_Instructions for the task_
Copy every record exactly. Nothing may be skipped.

[Web page and app entries]
------------------------------

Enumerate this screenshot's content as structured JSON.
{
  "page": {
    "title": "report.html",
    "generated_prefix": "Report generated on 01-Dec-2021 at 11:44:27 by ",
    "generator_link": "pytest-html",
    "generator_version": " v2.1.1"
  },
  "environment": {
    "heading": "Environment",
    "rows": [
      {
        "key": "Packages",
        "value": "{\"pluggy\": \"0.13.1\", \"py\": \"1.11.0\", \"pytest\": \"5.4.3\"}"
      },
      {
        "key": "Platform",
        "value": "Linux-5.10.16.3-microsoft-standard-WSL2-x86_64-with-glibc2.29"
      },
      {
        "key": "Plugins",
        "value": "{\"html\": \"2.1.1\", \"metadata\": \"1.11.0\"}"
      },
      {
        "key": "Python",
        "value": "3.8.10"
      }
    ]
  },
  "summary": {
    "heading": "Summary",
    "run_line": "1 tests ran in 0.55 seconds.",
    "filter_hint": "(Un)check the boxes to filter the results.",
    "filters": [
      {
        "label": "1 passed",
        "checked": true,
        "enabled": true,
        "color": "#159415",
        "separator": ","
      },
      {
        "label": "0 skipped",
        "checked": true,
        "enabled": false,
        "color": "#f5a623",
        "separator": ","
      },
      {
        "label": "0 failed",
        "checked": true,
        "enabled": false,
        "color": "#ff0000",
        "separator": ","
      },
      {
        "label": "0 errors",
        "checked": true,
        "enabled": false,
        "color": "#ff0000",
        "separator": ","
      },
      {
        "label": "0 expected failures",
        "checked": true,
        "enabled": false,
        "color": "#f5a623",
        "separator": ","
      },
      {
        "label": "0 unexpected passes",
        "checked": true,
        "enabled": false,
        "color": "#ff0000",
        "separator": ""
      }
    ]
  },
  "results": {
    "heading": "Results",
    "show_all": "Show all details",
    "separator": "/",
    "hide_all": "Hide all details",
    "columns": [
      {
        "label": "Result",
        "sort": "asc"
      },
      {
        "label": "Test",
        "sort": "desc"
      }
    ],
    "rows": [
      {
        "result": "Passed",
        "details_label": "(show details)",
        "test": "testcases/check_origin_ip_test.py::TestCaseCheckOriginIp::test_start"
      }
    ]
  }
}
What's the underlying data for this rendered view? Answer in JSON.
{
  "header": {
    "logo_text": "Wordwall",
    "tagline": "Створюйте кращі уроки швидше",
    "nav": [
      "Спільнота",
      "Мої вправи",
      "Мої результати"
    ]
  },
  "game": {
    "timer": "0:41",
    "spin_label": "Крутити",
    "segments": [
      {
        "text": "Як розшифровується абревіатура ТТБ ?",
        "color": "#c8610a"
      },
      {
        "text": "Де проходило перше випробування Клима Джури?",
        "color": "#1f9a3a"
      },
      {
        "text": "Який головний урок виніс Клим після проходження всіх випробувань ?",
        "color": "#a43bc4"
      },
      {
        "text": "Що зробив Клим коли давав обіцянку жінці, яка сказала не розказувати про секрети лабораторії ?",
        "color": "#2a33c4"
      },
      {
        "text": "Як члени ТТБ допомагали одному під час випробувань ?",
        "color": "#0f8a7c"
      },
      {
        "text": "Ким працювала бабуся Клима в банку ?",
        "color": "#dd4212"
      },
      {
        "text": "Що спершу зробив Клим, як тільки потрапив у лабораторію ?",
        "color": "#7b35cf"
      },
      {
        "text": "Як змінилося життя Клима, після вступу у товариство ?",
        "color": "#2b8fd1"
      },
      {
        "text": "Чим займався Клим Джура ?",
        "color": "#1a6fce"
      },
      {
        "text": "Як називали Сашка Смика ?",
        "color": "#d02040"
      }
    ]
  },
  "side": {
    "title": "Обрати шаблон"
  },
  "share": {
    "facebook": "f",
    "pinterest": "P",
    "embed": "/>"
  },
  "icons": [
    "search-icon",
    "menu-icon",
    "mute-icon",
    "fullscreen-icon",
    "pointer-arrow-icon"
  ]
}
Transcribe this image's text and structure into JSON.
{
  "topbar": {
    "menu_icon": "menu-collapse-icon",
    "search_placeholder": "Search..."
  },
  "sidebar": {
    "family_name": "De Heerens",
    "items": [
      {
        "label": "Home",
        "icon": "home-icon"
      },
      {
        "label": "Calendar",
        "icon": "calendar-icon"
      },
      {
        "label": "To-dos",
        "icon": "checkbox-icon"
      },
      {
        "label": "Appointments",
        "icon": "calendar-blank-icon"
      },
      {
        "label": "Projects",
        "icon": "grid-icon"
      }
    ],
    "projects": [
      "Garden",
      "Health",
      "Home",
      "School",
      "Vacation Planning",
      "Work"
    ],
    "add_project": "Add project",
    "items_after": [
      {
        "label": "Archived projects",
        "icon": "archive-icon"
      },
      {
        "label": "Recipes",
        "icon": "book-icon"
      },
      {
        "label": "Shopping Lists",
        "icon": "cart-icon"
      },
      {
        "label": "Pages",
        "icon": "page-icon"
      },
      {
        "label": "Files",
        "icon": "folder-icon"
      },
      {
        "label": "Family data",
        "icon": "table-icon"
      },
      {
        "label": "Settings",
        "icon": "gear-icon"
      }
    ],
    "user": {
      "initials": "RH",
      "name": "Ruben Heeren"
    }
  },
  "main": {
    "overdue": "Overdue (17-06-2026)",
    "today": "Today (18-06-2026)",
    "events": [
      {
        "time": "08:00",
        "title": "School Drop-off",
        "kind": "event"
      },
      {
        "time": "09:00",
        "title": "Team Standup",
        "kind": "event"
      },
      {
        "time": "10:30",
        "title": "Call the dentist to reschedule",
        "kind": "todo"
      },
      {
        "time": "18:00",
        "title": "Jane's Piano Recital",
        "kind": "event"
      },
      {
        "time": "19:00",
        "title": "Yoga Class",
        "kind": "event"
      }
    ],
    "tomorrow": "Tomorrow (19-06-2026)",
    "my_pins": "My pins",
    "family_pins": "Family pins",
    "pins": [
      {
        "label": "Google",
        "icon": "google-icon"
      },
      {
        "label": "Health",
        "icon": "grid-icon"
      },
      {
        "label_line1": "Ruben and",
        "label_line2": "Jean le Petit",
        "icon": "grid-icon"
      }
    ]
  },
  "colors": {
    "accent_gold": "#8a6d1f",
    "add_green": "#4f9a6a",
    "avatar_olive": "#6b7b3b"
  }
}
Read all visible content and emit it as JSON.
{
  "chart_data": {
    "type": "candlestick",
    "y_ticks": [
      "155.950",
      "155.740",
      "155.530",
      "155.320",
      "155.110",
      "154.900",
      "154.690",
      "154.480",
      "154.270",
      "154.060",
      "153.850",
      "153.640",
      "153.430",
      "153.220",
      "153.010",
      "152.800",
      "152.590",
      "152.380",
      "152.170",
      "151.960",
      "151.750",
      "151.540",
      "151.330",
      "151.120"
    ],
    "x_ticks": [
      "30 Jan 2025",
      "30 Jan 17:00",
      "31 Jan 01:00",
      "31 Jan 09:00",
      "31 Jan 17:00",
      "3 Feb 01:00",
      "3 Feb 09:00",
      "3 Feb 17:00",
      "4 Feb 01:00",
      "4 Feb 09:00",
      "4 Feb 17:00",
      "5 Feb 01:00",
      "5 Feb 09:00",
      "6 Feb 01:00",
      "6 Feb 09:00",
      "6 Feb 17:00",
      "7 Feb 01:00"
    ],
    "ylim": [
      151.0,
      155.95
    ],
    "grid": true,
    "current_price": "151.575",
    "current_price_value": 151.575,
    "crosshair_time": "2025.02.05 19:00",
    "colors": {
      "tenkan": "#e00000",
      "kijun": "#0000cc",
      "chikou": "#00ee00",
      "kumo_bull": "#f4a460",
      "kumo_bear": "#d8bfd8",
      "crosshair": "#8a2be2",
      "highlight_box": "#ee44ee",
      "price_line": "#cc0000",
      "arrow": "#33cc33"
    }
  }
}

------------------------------

_Exercise answer_
Enumerate this screenshot's content as structured JSON.
{
  "page": {
    "title": "report.html",
    "generated_prefix": "Report generated on 01-Dec-2021 at 11:44:27 by ",
    "generator_link": "pytest-html",
    "generator_version": " v2.1.1"
  },
  "environment": {
    "heading": "Environment",
    "rows": [
      {
        "key": "Packages",
        "value": "{\"pluggy\": \"0.13.1\", \"py\": \"1.11.0\", \"pytest\": \"5.4.3\"}"
      },
      {
        "key": "Platform",
        "value": "Linux-5.10.16.3-microsoft-standard-WSL2-x86_64-with-glibc2.29"
      },
      {
        "key": "Plugins",
        "value": "{\"html\": \"2.1.1\", \"metadata\": \"1.11.0\"}"
      },
      {
        "key": "Python",
        "value": "3.8.10"
      }
    ]
  },
  "summary": {
    "heading": "Summary",
    "run_line": "1 tests ran in 0.55 seconds.",
    "filter_hint": "(Un)check the boxes to filter the results.",
    "filters": [
      {
        "label": "1 passed",
        "checked": true,
        "enabled": true,
        "color": "#159415",
        "separator": ","
      },
      {
        "label": "0 skipped",
        "checked": true,
        "enabled": false,
        "color": "#f5a623",
        "separator": ","
      },
      {
        "label": "0 failed",
        "checked": true,
        "enabled": false,
        "color": "#ff0000",
        "separator": ","
      },
      {
        "label": "0 errors",
        "checked": true,
        "enabled": false,
        "color": "#ff0000",
        "separator": ","
      },
      {
        "label": "0 expected failures",
        "checked": true,
        "enabled": false,
        "color": "#f5a623",
        "separator": ","
      },
      {
        "label": "0 unexpected passes",
        "checked": true,
        "enabled": false,
        "color": "#ff0000",
        "separator": ""
      }
    ]
  },
  "results": {
    "heading": "Results",
    "show_all": "Show all details",
    "separator": "/",
    "hide_all": "Hide all details",
    "columns": [
      {
        "label": "Result",
        "sort": "asc"
      },
      {
        "label": "Test",
        "sort": "desc"
      }
    ],
    "rows": [
      {
        "result": "Passed",
        "details_label": "(show details)",
        "test": "testcases/check_origin_ip_test.py::TestCaseCheckOriginIp::test_start"
      }
    ]
  }
}
What's the underlying data for this rendered view? Answer in JSON.
{
  "header": {
    "logo_text": "Wordwall",
    "tagline": "Створюйте кращі уроки швидше",
    "nav": [
      "Спільнота",
      "Мої вправи",
      "Мої результати"
    ]
  },
  "game": {
    "timer": "0:41",
    "spin_label": "Крутити",
    "segments": [
      {
        "text": "Як розшифровується абревіатура ТТБ ?",
        "color": "#c8610a"
      },
      {
        "text": "Де проходило перше випробування Клима Джури?",
        "color": "#1f9a3a"
      },
      {
        "text": "Який головний урок виніс Клим після проходження всіх випробувань ?",
        "color": "#a43bc4"
      },
      {
        "text": "Що зробив Клим коли давав обіцянку жінці, яка сказала не розказувати про секрети лабораторії ?",
        "color": "#2a33c4"
      },
      {
        "text": "Як члени ТТБ допомагали одному під час випробувань ?",
        "color": "#0f8a7c"
      },
      {
        "text": "Ким працювала бабуся Клима в банку ?",
        "color": "#dd4212"
      },
      {
        "text": "Що спершу зробив Клим, як тільки потрапив у лабораторію ?",
        "color": "#7b35cf"
      },
      {
        "text": "Як змінилося життя Клима, після вступу у товариство ?",
        "color": "#2b8fd1"
      },
      {
        "text": "Чим займався Клим Джура ?",
        "color": "#1a6fce"
      },
      {
        "text": "Як називали Сашка Смика ?",
        "color": "#d02040"
      }
    ]
  },
  "side": {
    "title": "Обрати шаблон"
  },
  "share": {
    "facebook": "f",
    "pinterest": "P",
    "embed": "/>"
  },
  "icons": [
    "search-icon",
    "menu-icon",
    "mute-icon",
    "fullscreen-icon",
    "pointer-arrow-icon"
  ]
}
Transcribe this image's text and structure into JSON.
{
  "topbar": {
    "menu_icon": "menu-collapse-icon",
    "search_placeholder": "Search..."
  },
  "sidebar": {
    "family_name": "De Heerens",
    "items": [
      {
        "label": "Home",
        "icon": "home-icon"
      },
      {
        "label": "Calendar",
        "icon": "calendar-icon"
      },
      {
        "label": "To-dos",
        "icon": "checkbox-icon"
      },
      {
        "label": "Appointments",
        "icon": "calendar-blank-icon"
      },
      {
        "label": "Projects",
        "icon": "grid-icon"
      }
    ],
    "projects": [
      "Garden",
      "Health",
      "Home",
      "School",
      "Vacation Planning",
      "Work"
    ],
    "add_project": "Add project",
    "items_after": [
      {
        "label": "Archived projects",
        "icon": "archive-icon"
      },
      {
        "label": "Recipes",
        "icon": "book-icon"
      },
      {
        "label": "Shopping Lists",
        "icon": "cart-icon"
      },
      {
        "label": "Pages",
        "icon": "page-icon"
      },
      {
        "label": "Files",
        "icon": "folder-icon"
      },
      {
        "label": "Family data",
        "icon": "table-icon"
      },
      {
        "label": "Settings",
        "icon": "gear-icon"
      }
    ],
    "user": {
      "initials": "RH",
      "name": "Ruben Heeren"
    }
  },
  "main": {
    "overdue": "Overdue (17-06-2026)",
    "today": "Today (18-06-2026)",
    "events": [
      {
        "time": "08:00",
        "title": "School Drop-off",
        "kind": "event"
      },
      {
        "time": "09:00",
        "title": "Team Standup",
        "kind": "event"
      },
      {
        "time": "10:30",
        "title": "Call the dentist to reschedule",
        "kind": "todo"
      },
      {
        "time": "18:00",
        "title": "Jane's Piano Recital",
        "kind": "event"
      },
      {
        "time": "19:00",
        "title": "Yoga Class",
        "kind": "event"
      }
    ],
    "tomorrow": "Tomorrow (19-06-2026)",
    "my_pins": "My pins",
    "family_pins": "Family pins",
    "pins": [
      {
        "label": "Google",
        "icon": "google-icon"
      },
      {
        "label": "Health",
        "icon": "grid-icon"
      },
      {
        "label_line1": "Ruben and",
        "label_line2": "Jean le Petit",
        "icon": "grid-icon"
      }
    ]
  },
  "colors": {
    "accent_gold": "#8a6d1f",
    "add_green": "#4f9a6a",
    "avatar_olive": "#6b7b3b"
  }
}
Read all visible content and emit it as JSON.
{
  "chart_data": {
    "type": "candlestick",
    "y_ticks": [
      "155.950",
      "155.740",
      "155.530",
      "155.320",
      "155.110",
      "154.900",
      "154.690",
      "154.480",
      "154.270",
      "154.060",
      "153.850",
      "153.640",
      "153.430",
      "153.220",
      "153.010",
      "152.800",
      "152.590",
      "152.380",
      "152.170",
      "151.960",
      "151.750",
      "151.540",
      "151.330",
      "151.120"
    ],
    "x_ticks": [
      "30 Jan 2025",
      "30 Jan 17:00",
      "31 Jan 01:00",
      "31 Jan 09:00",
      "31 Jan 17:00",
      "3 Feb 01:00",
      "3 Feb 09:00",
      "3 Feb 17:00",
      "4 Feb 01:00",
      "4 Feb 09:00",
      "4 Feb 17:00",
      "5 Feb 01:00",
      "5 Feb 09:00",
      "6 Feb 01:00",
      "6 Feb 09:00",
      "6 Feb 17:00",
      "7 Feb 01:00"
    ],
    "ylim": [
      151.0,
      155.95
    ],
    "grid": true,
    "current_price": "151.575",
    "current_price_value": 151.575,
    "crosshair_time": "2025.02.05 19:00",
    "colors": {
      "tenkan": "#e00000",
      "kijun": "#0000cc",
      "chikou": "#00ee00",
      "kumo_bull": "#f4a460",
      "kumo_bear": "#d8bfd8",
      "crosshair": "#8a2be2",
      "highlight_box": "#ee44ee",
      "price_line": "#cc0000",
      "arrow": "#33cc33"
    }
  }
}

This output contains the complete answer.